Zombies. Can you ever get too much of zombies? I haven’t, not yet. Married with Zombies is marketed as a romantic comedy with braaaaains, with the tagline “The couple who slays together, stays together”.
I’m not big into romances unless it’s done with a huge dollop of humor, and in this fast to read book, Jesse Petersen hits the mark. Sarah, the narrator, is in marriage counseling with her husband Dave. They live in Seattle, have obnoxious neighbors and an apartment super that likes to look at her chest, and she has a sister-in-law who is the second-coming of Martha Stewart and who hates her guts, and vice versa.
The main relationship is between Sarah and Dave, of course. It’s well fleshed out (ouch). Along the way to survival they bring their former high school cheerleader neighbor with them. She’s a little stereotypical, but Petersen gives her some real humanity, within the breezy comedy of the zombie apocolypse. They run into a cult in a casino, and have other adventures until they meet up with Gina, Dave’s sister.
I fully enjoyed this book. I finished it in about three hours of steady reading. Sarah isn’t the most likable person around, but she’s got some depth. She wisecracks a bit like the standard Urban Fantasy hip chick, but she doesn’t have superpowers; she’s smarter than many of the people she and Dave run across, and she has her failings. She does tend to come across as a sociopath in training. Most of the secondary or tertiary characters in the book are women-only two are men. It passes the Bechdel test. There’s one Chinese American girl in it, and the others are all coded as white-so, on that front, it’s pretty much like a lot of romantic comedies.
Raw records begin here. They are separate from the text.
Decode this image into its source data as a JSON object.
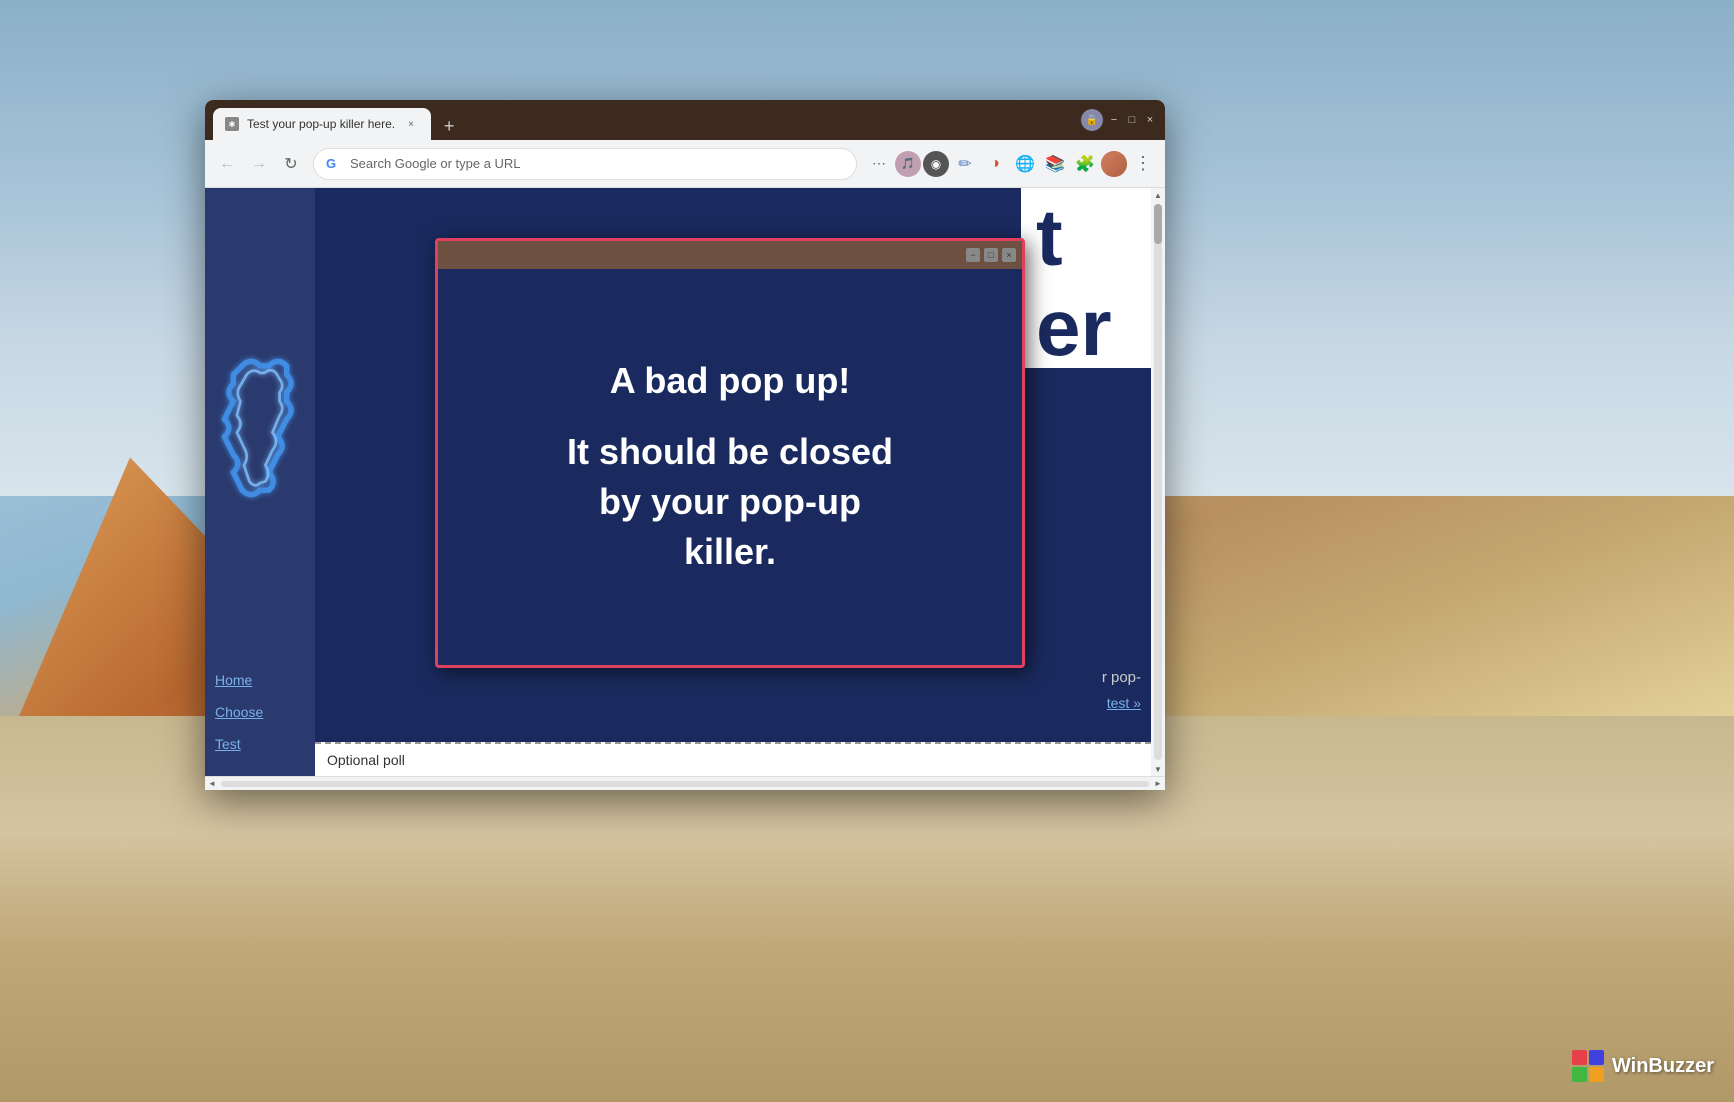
{
  "desktop": {
    "background_desc": "Desert landscape with sky and sand dunes"
  },
  "winbuzzer": {
    "text": "WinBuzzer"
  },
  "browser": {
    "title_bar": {
      "tab_title": "Test your pop-up killer here.",
      "new_tab_label": "+",
      "controls": {
        "minimize": "−",
        "maximize": "□",
        "close": "×"
      }
    },
    "toolbar": {
      "back_label": "←",
      "forward_label": "→",
      "reload_label": "↻",
      "address_placeholder": "Search Google or type a URL",
      "address_value": "Search Google or type a URL"
    },
    "sidebar": {
      "nav_items": [
        {
          "label": "Home",
          "href": "#"
        },
        {
          "label": "Choose",
          "href": "#"
        },
        {
          "label": "Test",
          "href": "#"
        }
      ]
    },
    "page": {
      "title_partial_1": "t",
      "title_partial_2": "er",
      "body_text_1": "r pop-",
      "poll_label": "Optional poll",
      "link_text": "test »"
    }
  },
  "popup": {
    "title": "",
    "controls": {
      "minimize": "−",
      "maximize": "□",
      "close": "×"
    },
    "line1": "A bad pop up!",
    "line2": "It should be closed",
    "line3": "by your pop-up",
    "line4": "killer."
  }
}
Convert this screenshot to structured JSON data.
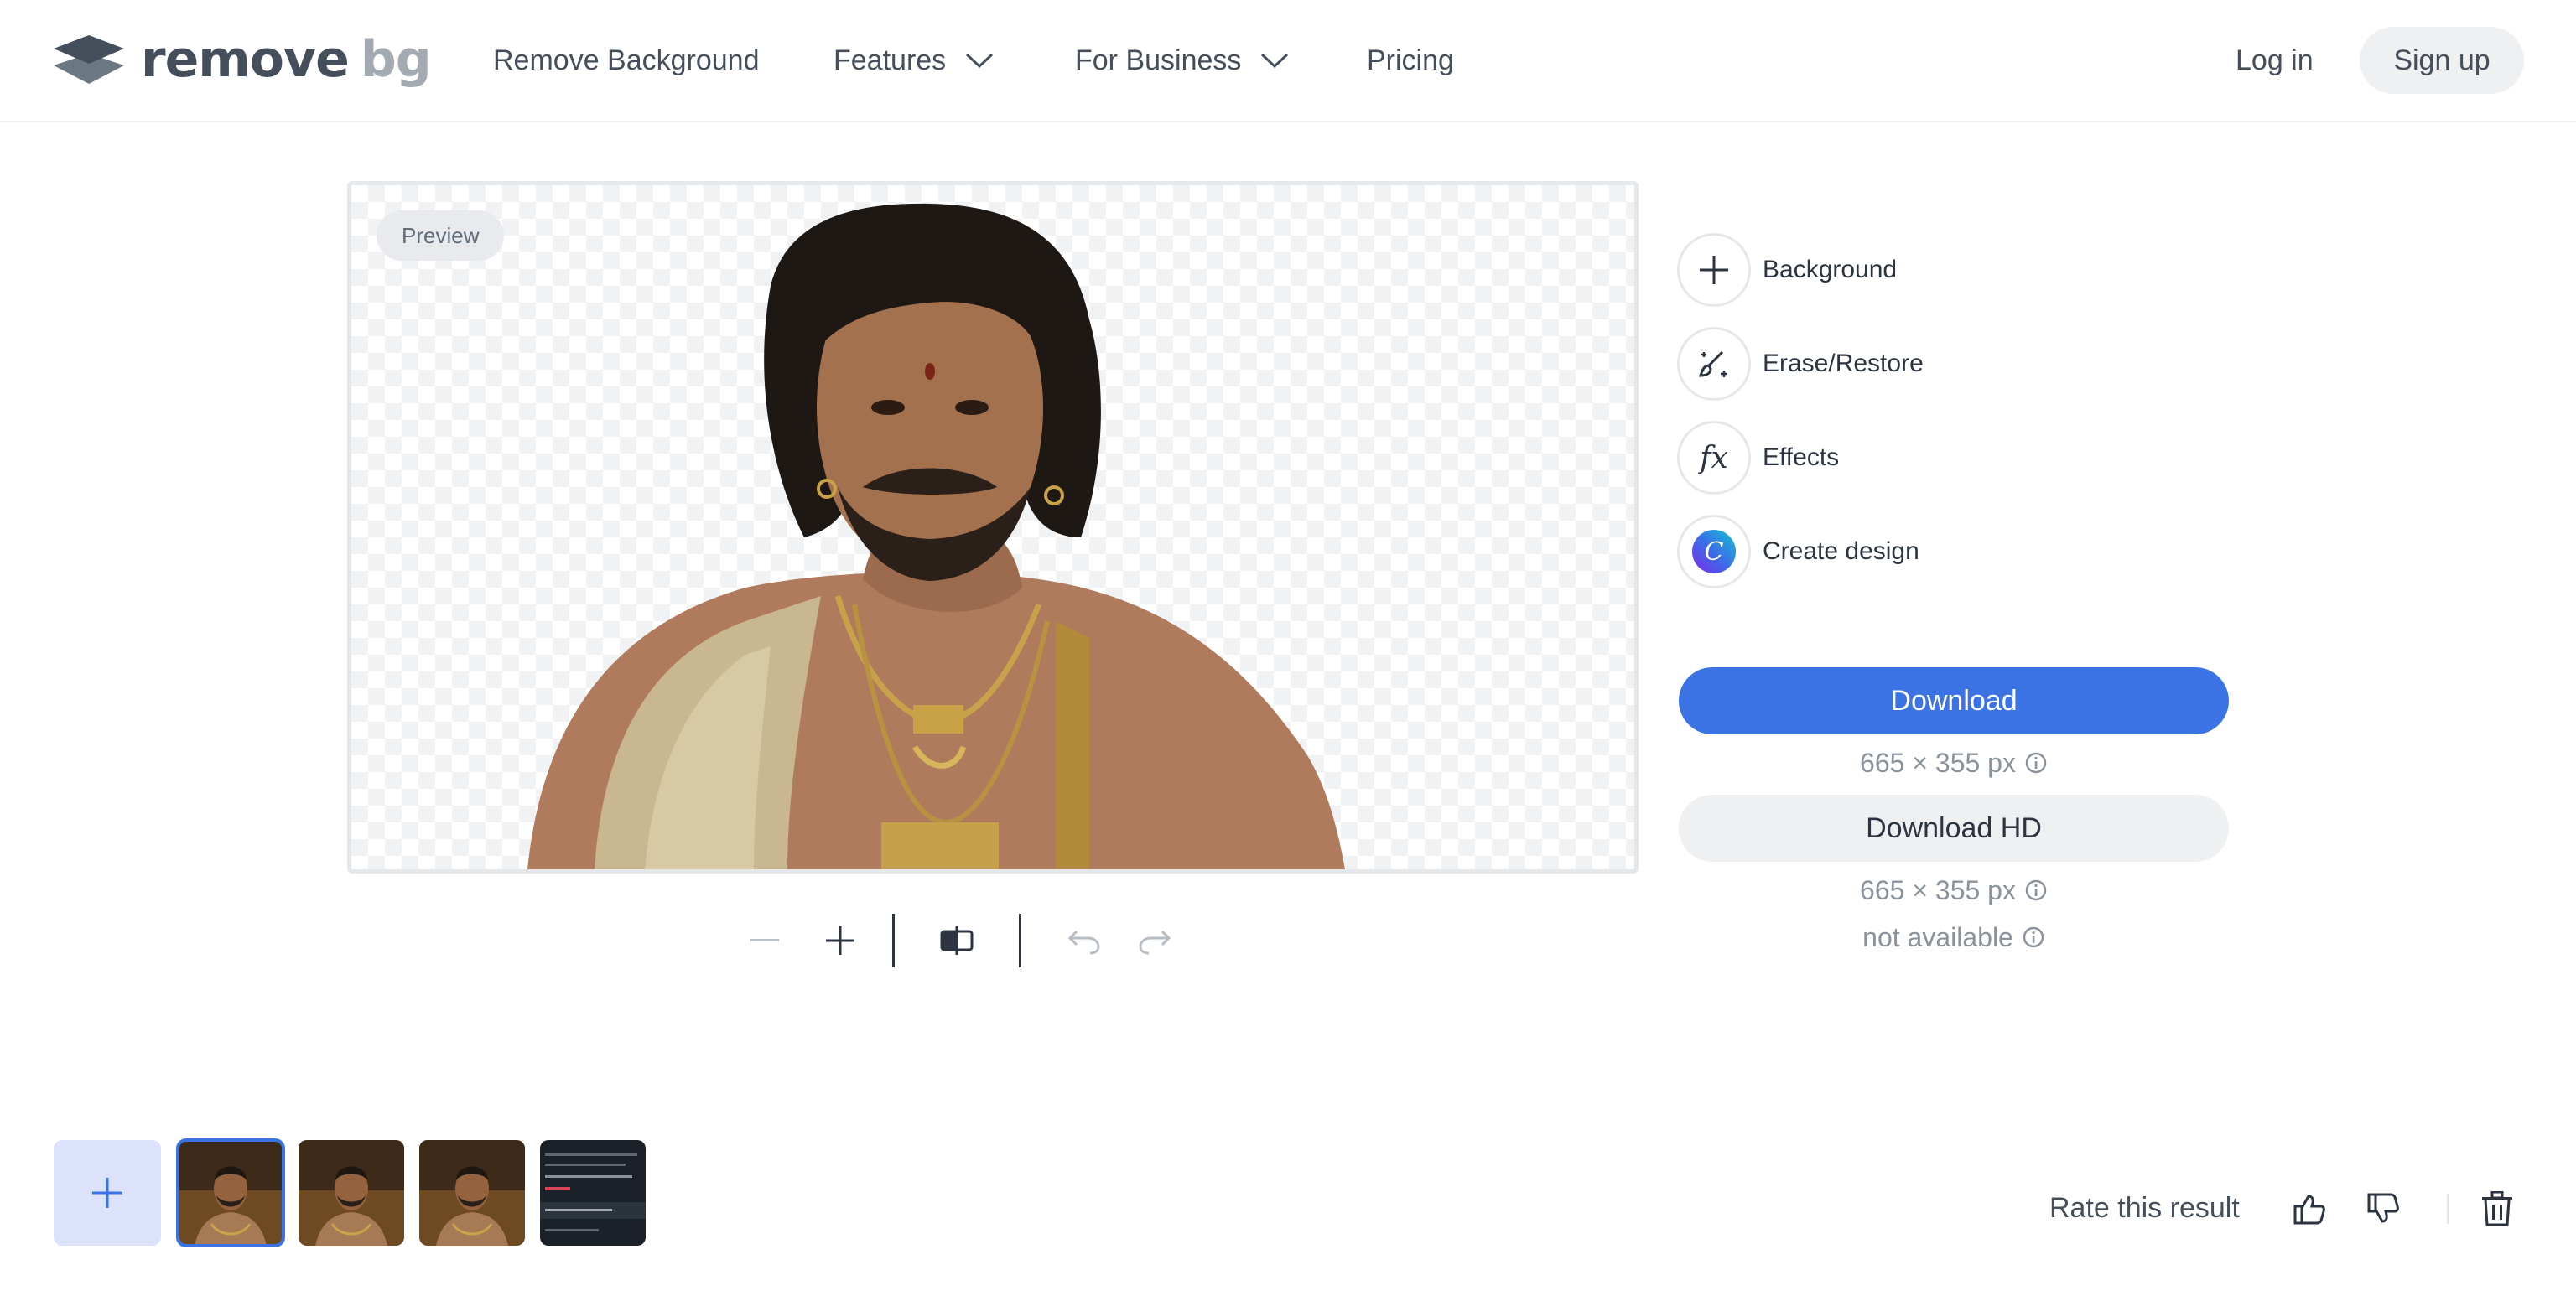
{
  "header": {
    "logo_word_1": "remove",
    "logo_word_2": "bg",
    "nav": [
      {
        "label": "Remove Background"
      },
      {
        "label": "Features"
      },
      {
        "label": "For Business"
      },
      {
        "label": "Pricing"
      }
    ],
    "login_label": "Log in",
    "signup_label": "Sign up"
  },
  "preview": {
    "badge": "Preview"
  },
  "zoom_toolbar": {
    "icons": [
      "zoom-out-icon",
      "zoom-in-icon",
      "compare-icon",
      "undo-icon",
      "redo-icon"
    ]
  },
  "tools": [
    {
      "label": "Background",
      "icon": "plus-icon"
    },
    {
      "label": "Erase/Restore",
      "icon": "magic-brush-icon"
    },
    {
      "label": "Effects",
      "icon": "fx-icon"
    },
    {
      "label": "Create design",
      "icon": "canva-icon"
    }
  ],
  "download": {
    "label": "Download",
    "size": "665 × 355 px"
  },
  "download_hd": {
    "label": "Download HD",
    "size": "665 × 355 px",
    "availability": "not available"
  },
  "footer": {
    "rate_label": "Rate this result",
    "thumbnail_count": 4
  },
  "colors": {
    "accent": "#3b73e5",
    "text": "#454f5b",
    "muted": "#8a939c",
    "chip_bg": "#eef0f2",
    "add_tile_bg": "#dde2fb"
  }
}
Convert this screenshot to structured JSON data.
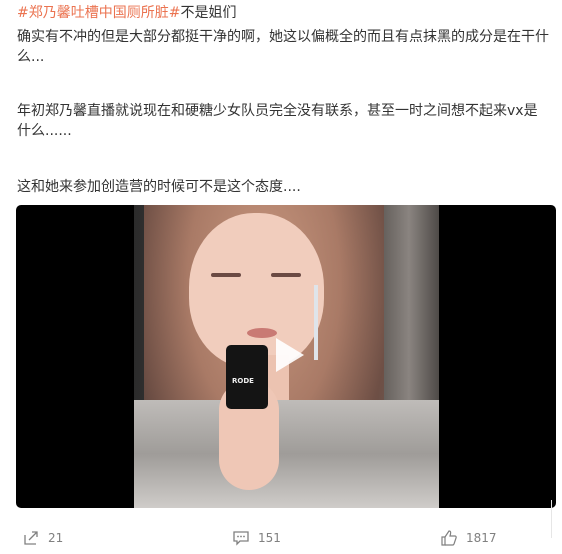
{
  "post": {
    "topic": "#郑乃馨吐槽中国厕所脏#",
    "line1_rest": "不是姐们",
    "para1": "确实有不冲的但是大部分都挺干净的啊，她这以偏概全的而且有点抹黑的成分是在干什么...",
    "para2": "年初郑乃馨直播就说现在和硬糖少女队员完全没有联系，甚至一时之间想不起来vx是什么......",
    "para3": "这和她来参加创造营的时候可不是这个态度....",
    "video": {
      "mic_label": "RODE",
      "play_icon": "play-icon"
    }
  },
  "actions": {
    "share_count": "21",
    "comment_count": "151",
    "like_count": "1817"
  },
  "colors": {
    "topic": "#eb7350",
    "text": "#333333",
    "meta": "#808080"
  }
}
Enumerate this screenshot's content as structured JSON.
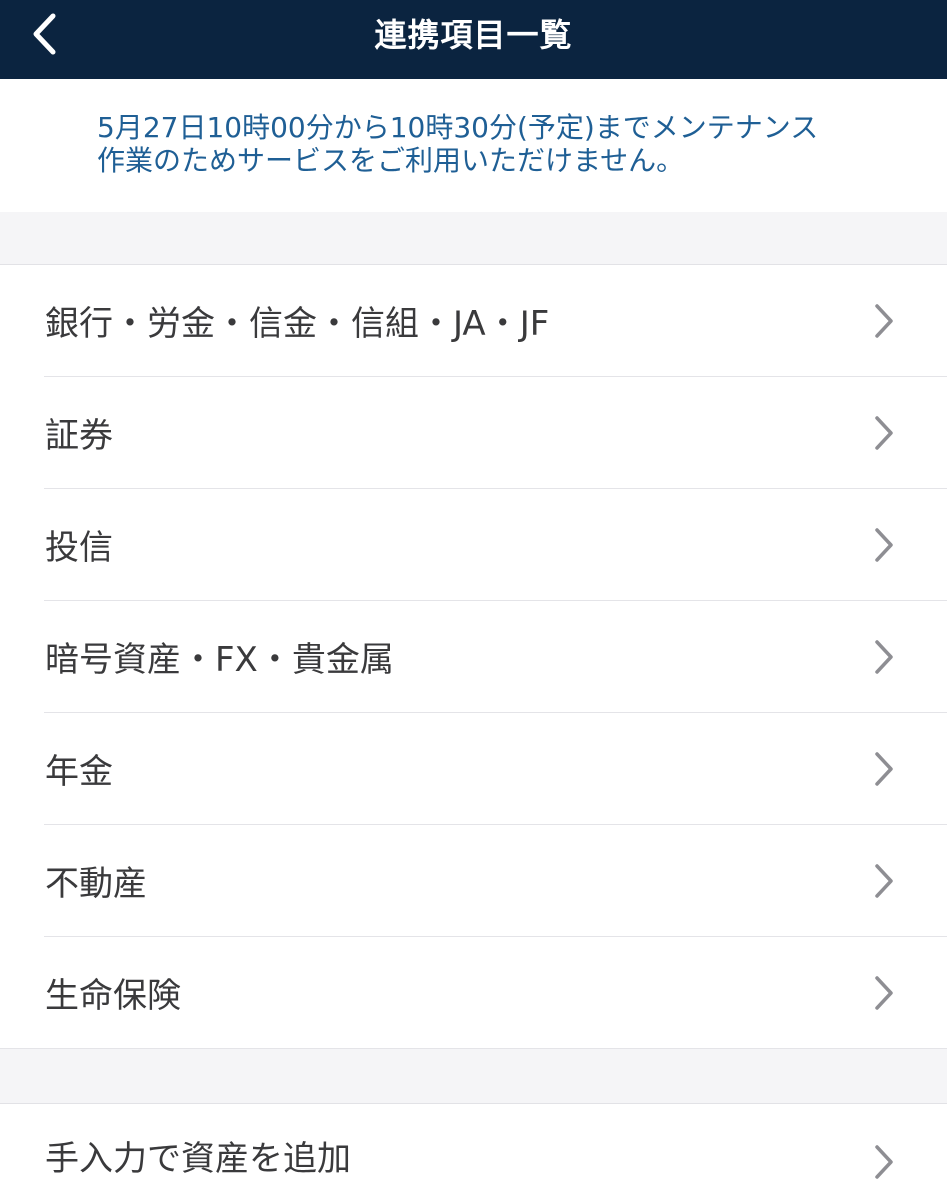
{
  "nav": {
    "title": "連携項目一覧",
    "back_icon": "chevron-left-icon",
    "background": "#0b2440"
  },
  "notice": {
    "text": "5月27日10時00分から10時30分(予定)までメンテナンス\n作業のためサービスをご利用いただけません。",
    "color": "#1f5f95"
  },
  "categories": [
    {
      "label": "銀行・労金・信金・信組・JA・JF"
    },
    {
      "label": "証券"
    },
    {
      "label": "投信"
    },
    {
      "label": "暗号資産・FX・貴金属"
    },
    {
      "label": "年金"
    },
    {
      "label": "不動産"
    },
    {
      "label": "生命保険"
    }
  ],
  "manual": {
    "label": "手入力で資産を追加"
  },
  "icons": {
    "row_chevron": "chevron-right-icon"
  }
}
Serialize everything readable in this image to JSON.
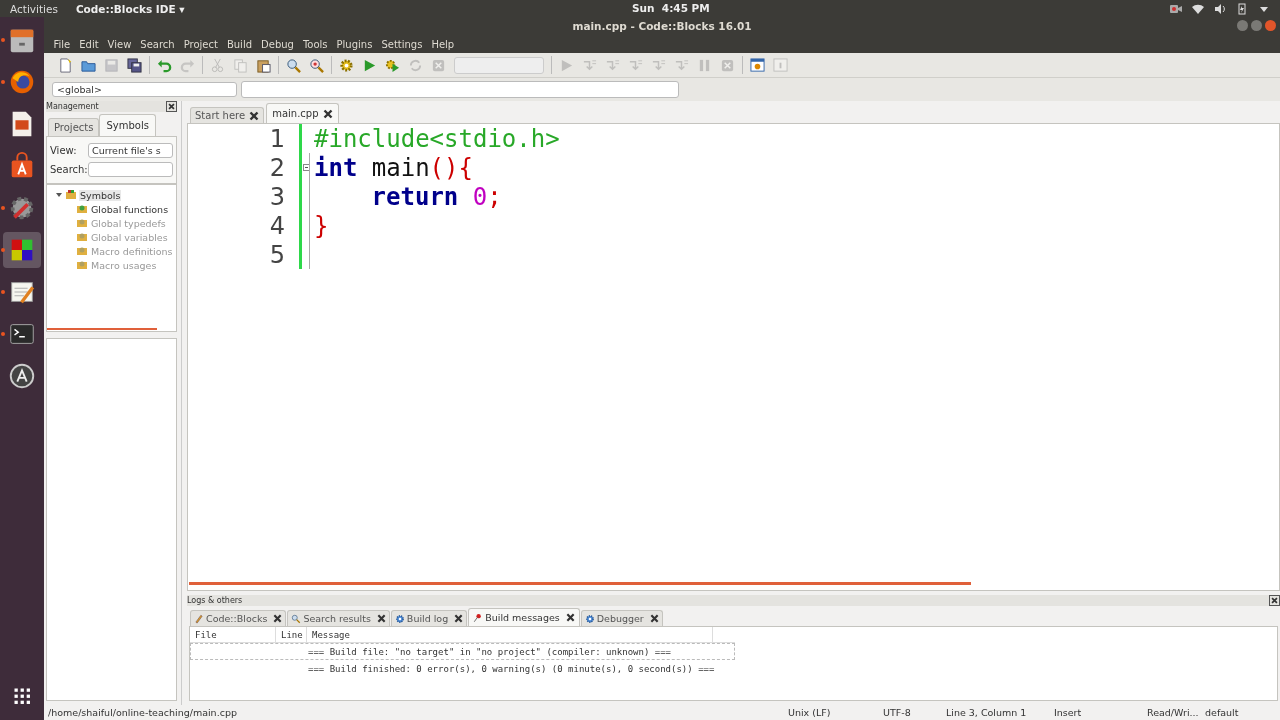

Hopefully in the next book, Flip this Zombie (Living with the Dead), the cast will be more diverse, other than the zombies. I do wish that Petersen had kept Gina around longer. She was a wasted character.